Reflecting on a Virtual Vacation Scheme: Farrer & Co
For aspiring lawyers, securing a vacation scheme is almost sure to be an arduous task. Often, a vicious and competitive application cycle in December and January during which some students submit dozens of applications, can yield only one, or perhaps zero, secured vacation schemes. Places on these schemes can also offer routes into training contracts and so are law students' gold dust. From covering the cost of the Graduate Diploma in Law and the Legal Practice Course to the training contract itself, law firms invest thousands into each trainee. So the selection process for vacation schemes and these contracts is rigorous.
My vacation scheme with Farrer & Co was secured after an application in January 2021 followed by an open day in March which involved assessed written and group tasks. A successful application requires candidates to prove their passion for the firm. Graduate recruitment teams recognise falsity from miles away and so it is important to apply to firms that speak to what you desire in a legal career. Farrer & Co is a full-service firm that takes pride in providing the best service possible. The firm has been serving its clients, which include the likes of Charles Dickens and the Queen, since the 18th Century. Although they are based in a single office in London’s Lincoln's Inn, their work has an international outlook as many of their clients operate abroad. This aspect of the firm’s work, combined with the small-team structure and close client-facing opportunities, means they provide high-quality legal advice on cases that are varied and interesting.
This client-focused, collaborative atmosphere of the firm was emphasised throughout the scheme. They search for commercially aware lawyers with drive, ambition and the ability to collaborate and perform as part of a team. When speaking to Senior Partner Anne-Marie Piper, we learned that the firm’s goals for the future are to build upon existing, and forge new, client relationships, as the practice evolves to meet the needs of these clients. Their mantra, “Grace under Pressure”, ensures that the team culture is one of generosity and kindness. This culture was emphasised each day of the scheme as lawyers spoke to the inclusive, friendly atmosphere. Although the firm’s international scope does mean that emails often arrive overnight, there is no culture of staying late at the office just to show face.

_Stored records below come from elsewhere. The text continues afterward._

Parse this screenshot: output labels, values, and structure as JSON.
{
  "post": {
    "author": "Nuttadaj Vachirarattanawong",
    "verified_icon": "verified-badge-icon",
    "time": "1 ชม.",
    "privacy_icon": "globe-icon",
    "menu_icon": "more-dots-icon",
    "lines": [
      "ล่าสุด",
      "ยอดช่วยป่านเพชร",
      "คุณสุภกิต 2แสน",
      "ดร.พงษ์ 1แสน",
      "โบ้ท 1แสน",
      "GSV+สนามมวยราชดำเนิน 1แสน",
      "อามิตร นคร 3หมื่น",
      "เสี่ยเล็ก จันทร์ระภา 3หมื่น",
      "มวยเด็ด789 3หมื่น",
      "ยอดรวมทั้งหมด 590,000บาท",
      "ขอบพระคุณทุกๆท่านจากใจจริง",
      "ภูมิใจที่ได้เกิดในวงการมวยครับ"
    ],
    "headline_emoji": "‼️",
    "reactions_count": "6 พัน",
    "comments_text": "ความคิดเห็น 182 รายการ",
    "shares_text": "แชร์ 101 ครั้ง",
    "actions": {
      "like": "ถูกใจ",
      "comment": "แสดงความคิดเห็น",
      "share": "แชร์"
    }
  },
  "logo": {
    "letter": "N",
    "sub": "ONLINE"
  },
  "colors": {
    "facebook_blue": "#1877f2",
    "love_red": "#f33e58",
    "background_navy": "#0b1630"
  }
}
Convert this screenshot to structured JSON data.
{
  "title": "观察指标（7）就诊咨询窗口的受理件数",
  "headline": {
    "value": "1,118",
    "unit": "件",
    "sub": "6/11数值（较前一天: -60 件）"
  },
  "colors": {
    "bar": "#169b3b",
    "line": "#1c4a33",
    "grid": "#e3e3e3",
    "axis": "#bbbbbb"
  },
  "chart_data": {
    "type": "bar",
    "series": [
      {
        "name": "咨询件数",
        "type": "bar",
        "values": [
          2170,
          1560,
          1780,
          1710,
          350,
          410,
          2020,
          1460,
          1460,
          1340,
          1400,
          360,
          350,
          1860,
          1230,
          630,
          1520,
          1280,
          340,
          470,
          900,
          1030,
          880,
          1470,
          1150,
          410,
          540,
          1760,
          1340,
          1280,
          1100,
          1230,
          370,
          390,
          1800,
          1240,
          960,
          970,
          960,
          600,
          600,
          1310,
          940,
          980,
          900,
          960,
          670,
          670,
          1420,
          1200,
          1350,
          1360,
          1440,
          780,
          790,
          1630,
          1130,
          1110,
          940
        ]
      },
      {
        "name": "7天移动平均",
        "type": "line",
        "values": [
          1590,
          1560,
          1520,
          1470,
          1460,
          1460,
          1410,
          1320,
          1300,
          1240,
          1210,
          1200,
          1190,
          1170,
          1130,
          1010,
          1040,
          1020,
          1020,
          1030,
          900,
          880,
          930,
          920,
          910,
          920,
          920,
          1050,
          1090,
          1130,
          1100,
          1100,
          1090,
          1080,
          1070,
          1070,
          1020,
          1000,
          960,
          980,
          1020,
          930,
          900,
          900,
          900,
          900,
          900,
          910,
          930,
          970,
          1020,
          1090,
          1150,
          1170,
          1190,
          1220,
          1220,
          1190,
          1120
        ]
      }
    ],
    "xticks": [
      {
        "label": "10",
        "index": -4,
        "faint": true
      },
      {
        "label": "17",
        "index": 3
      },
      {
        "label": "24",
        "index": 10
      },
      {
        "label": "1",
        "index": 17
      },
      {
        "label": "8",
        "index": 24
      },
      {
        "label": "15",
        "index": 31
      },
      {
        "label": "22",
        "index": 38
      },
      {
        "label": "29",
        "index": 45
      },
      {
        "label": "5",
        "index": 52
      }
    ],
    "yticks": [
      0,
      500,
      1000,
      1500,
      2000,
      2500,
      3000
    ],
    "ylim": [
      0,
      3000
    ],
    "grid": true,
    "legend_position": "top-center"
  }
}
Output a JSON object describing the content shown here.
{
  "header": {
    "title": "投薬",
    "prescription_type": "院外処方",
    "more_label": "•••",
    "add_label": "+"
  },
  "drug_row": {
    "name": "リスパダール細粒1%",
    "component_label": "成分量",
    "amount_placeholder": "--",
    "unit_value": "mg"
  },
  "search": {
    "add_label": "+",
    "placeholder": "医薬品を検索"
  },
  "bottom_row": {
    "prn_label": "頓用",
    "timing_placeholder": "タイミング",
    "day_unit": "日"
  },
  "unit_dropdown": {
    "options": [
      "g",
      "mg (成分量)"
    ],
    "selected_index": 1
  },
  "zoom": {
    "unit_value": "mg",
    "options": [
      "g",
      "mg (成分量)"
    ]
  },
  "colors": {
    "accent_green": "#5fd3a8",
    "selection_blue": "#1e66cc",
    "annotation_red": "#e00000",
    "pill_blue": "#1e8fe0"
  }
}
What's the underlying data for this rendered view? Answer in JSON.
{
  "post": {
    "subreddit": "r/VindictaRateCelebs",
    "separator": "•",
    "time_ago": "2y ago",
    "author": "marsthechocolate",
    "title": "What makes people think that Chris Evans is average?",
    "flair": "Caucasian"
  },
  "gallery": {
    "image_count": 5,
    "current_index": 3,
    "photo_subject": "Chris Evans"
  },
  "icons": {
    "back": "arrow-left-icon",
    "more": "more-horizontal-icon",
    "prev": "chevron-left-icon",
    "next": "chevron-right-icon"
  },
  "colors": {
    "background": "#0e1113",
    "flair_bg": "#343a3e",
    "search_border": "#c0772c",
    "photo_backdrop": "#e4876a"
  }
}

During the scheme all students completed individual research tasks for two supervisors. My first involved researching and drafting a recommendation document for employers surrounding Islamophobia in the workplace. This was the second of a two-part series published under Farrer & Co's new racial equality task force which was set up in 2020 as a result of the Black Lives Matter movement. This, along with a Diversity & Inclusion talk we received, confirmed Farrer & Co’s commitment to ensuring that access to the legal profession is widened and that everyone within the industry is treated fairly. For example, the firm appoints certain members in each practice group to be “Diversity Champions”. After receiving external training to ensure best practice, these champions implement and communicate the firm’s D&I strategy and act as listeners with whom Farrer & Co’s employees can discuss ideas surrounding D&I.
On top of appointing the firm’s first female Senior Partner in 2017, the firm boasts a large 42 percent figure for female partners, which is well above the national average of 33 percent. Every woman I spoke to referred to the firm’s culture of enforcing female empowerment through various initiatives and referenced how most other firms are lagging behind in this respect. The firm’s variety of internal networks, from the Working Parents' Network to Agender (which aims to support an inclusive working environment for women), are a large part of female employees' work lives.
When speaking to a recent St Andrews graduate who qualified into Farrer & Co’s Private Client practice, I developed my understanding of the firm’s social culture too. This is partly since the team remains on the smaller side for a law firm, allowing teams to really get to know one another. When asking them why they chose their practice area to qualify into, every solicitor I spoke to answered that they got the feeling that they fitted in with the people from their teams and the work was enjoyable as a result of this. I did not feel this was the case at larger Magic Circle firms. Another element also missing from the latter firms is the personal nature of much of the work they do. Farrer & Co’s focus will always be on putting the client first. A Farrer’s solicitor spends much of their time collaborating with colleagues in other practice areas to service the full needs of their client as they work together to find solutions for their clients’ problems. Thus, the firm seeks trainees with individuality but also with a flair for collaboration and problem-solving.
To conclude, the vacation scheme balanced talks, tasks, and individual conversations with Associates and Partners. Though carried out remotely, the firm conveyed what they were looking for in applicants and provided us with an insight into whether it is the firm for us. While it is exceedingly important to perform well on the scheme in order to secure a training contract interview, I learned that finding the right firm for you is the single most important thing to consider at this early stage. The variety of firms out there is seemingly endless and ending up at one which does not suit your needs or resonate with you as an individual does not foster a sustainable working environment, and will make your journey to your dream firm even harder. Vacation schemes are a great way to find your "perfect" firm. When considering applications, your passion for this exact firm comes through clearly to those assessing and interviewing you and makes their decisions between the thousands of applicants easier. If this can be done, you are already halfway there.